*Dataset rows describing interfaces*
--------------------

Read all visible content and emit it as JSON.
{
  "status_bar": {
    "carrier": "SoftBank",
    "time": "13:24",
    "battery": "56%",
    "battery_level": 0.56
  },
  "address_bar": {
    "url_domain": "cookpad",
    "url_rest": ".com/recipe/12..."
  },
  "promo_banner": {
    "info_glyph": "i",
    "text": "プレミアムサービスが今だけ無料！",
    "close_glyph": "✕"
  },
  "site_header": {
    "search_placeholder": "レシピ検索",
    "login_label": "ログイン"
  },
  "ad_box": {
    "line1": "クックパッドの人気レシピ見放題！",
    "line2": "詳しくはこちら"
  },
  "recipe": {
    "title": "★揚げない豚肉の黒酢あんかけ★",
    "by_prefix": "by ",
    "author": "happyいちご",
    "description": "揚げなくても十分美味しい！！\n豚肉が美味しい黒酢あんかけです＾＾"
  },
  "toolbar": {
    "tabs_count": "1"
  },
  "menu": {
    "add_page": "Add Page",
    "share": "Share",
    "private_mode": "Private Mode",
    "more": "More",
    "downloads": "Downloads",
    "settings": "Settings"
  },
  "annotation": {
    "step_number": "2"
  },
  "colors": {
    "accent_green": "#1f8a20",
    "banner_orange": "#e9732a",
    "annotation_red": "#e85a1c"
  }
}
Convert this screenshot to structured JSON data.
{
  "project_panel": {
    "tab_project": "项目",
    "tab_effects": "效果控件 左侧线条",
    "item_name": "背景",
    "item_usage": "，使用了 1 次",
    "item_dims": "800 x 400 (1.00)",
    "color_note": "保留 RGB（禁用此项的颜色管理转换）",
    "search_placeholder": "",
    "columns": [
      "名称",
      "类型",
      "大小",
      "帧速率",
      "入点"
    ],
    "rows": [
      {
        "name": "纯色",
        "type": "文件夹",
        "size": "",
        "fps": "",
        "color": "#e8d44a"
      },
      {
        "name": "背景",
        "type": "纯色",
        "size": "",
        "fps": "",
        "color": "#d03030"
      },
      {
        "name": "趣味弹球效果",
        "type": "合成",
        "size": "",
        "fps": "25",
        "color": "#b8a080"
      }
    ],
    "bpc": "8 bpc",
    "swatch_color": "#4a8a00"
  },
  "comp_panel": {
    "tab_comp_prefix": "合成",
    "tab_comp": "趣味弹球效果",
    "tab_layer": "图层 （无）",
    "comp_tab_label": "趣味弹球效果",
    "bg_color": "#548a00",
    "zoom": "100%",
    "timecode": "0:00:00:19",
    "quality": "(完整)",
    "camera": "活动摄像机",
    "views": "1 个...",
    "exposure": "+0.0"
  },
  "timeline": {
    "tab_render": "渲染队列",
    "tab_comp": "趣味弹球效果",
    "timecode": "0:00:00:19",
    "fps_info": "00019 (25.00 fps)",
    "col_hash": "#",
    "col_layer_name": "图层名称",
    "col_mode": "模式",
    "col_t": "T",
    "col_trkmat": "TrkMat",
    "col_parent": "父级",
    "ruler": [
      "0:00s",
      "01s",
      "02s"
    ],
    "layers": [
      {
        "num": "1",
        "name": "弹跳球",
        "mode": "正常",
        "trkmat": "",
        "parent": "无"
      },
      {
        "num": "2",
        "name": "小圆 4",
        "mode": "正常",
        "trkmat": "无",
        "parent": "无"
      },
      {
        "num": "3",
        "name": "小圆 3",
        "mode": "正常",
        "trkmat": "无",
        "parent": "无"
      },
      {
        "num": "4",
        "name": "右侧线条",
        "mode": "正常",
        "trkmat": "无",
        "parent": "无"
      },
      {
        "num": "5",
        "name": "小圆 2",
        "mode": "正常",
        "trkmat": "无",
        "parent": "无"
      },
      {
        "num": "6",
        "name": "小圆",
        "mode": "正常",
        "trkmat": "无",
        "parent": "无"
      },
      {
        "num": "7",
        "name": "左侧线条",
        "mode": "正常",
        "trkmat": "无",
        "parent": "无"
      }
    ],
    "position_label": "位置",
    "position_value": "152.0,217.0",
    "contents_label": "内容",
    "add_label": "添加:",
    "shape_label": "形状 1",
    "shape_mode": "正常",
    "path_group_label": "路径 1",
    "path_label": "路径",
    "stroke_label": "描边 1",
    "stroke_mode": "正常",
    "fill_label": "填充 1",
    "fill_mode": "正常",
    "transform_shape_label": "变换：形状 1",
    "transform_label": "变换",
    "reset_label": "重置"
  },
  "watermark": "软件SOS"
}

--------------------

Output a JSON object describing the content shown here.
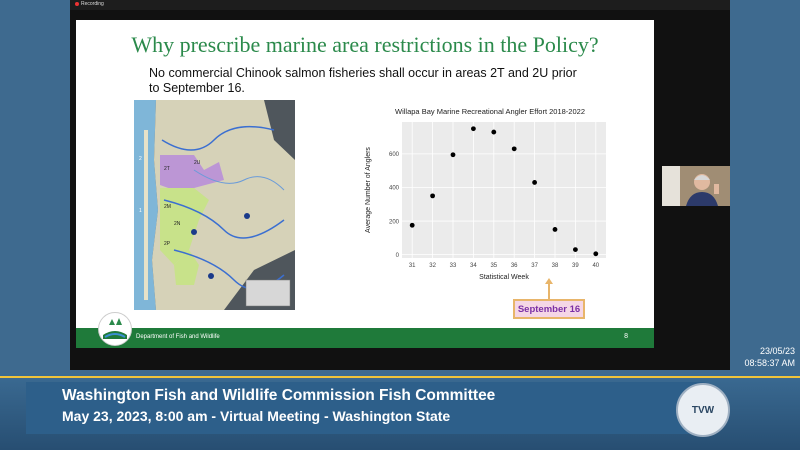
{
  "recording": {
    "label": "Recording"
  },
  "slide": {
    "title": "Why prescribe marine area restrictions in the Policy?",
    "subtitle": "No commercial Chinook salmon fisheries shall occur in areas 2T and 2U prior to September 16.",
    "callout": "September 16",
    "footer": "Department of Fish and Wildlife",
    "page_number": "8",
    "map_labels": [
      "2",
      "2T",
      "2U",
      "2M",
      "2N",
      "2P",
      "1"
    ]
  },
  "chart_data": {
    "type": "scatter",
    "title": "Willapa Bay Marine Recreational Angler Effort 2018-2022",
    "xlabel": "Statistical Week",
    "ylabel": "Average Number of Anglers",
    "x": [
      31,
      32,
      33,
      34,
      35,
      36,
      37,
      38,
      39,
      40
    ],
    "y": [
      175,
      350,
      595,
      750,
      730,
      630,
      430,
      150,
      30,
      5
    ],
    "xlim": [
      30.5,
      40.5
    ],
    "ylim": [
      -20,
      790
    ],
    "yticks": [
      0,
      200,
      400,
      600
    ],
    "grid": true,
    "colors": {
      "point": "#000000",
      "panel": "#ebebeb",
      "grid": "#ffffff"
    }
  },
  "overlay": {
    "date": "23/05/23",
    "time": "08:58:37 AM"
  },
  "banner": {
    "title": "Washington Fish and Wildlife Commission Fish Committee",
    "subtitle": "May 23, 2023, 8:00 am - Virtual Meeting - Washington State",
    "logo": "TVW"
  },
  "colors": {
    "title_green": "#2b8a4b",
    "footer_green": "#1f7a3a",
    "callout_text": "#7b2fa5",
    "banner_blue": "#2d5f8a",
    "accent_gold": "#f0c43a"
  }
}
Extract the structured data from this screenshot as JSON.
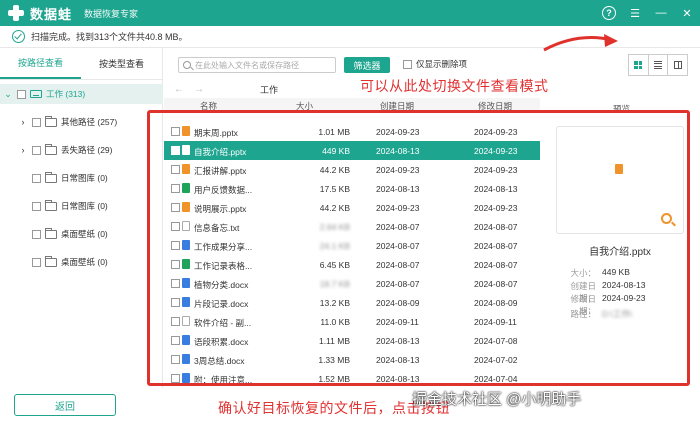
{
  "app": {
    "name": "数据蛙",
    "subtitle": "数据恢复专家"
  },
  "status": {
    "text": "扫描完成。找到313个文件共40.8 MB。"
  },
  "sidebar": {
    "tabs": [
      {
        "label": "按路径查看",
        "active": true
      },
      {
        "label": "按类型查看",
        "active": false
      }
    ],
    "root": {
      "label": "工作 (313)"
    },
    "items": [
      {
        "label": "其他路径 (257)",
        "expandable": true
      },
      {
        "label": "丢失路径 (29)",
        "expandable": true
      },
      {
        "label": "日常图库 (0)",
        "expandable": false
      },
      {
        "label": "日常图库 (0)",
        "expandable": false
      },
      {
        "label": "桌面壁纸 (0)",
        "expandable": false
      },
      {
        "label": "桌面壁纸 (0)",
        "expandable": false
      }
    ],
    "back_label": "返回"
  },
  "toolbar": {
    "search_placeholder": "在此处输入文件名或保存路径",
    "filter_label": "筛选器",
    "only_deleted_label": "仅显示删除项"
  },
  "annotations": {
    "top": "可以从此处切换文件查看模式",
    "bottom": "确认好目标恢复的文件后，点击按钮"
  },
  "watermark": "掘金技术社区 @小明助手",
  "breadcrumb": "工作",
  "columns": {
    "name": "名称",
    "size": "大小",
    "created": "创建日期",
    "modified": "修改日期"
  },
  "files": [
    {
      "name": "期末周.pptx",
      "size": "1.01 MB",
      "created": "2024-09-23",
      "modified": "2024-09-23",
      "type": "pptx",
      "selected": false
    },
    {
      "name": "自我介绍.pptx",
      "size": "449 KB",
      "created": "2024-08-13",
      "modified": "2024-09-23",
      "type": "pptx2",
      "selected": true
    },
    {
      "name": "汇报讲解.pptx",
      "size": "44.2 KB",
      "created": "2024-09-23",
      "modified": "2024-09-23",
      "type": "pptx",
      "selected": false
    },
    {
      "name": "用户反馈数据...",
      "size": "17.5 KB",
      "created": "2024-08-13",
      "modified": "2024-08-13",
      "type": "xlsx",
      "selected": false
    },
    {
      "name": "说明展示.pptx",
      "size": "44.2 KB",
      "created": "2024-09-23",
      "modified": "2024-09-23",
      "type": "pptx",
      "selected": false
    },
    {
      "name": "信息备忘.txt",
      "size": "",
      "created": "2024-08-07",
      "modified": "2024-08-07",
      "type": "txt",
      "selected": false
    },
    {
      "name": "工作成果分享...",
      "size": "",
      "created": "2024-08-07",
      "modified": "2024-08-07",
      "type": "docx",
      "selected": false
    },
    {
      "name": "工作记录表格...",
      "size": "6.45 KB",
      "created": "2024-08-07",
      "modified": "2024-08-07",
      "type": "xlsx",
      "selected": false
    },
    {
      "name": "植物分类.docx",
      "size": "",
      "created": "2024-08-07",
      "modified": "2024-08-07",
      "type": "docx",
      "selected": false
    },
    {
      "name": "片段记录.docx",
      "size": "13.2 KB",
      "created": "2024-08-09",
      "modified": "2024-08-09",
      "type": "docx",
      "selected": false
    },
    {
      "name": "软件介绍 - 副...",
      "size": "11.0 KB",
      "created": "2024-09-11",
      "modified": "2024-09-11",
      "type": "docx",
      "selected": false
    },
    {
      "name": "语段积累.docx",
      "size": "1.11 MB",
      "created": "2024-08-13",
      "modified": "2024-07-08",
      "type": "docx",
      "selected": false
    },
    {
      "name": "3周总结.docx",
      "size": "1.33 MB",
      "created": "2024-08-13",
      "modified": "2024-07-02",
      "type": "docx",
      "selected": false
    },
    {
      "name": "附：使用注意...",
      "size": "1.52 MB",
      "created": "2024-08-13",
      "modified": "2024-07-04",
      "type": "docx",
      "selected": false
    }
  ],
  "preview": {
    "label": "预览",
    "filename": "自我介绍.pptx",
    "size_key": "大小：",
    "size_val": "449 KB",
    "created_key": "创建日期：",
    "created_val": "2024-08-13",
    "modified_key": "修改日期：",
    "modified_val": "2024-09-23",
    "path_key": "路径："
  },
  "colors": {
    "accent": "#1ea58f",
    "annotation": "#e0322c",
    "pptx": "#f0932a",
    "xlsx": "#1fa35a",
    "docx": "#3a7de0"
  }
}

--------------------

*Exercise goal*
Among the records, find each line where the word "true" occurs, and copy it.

*Exercise output*
    "grid": true,
        "active": true
        "expandable": true
        "expandable": true
      "selected": true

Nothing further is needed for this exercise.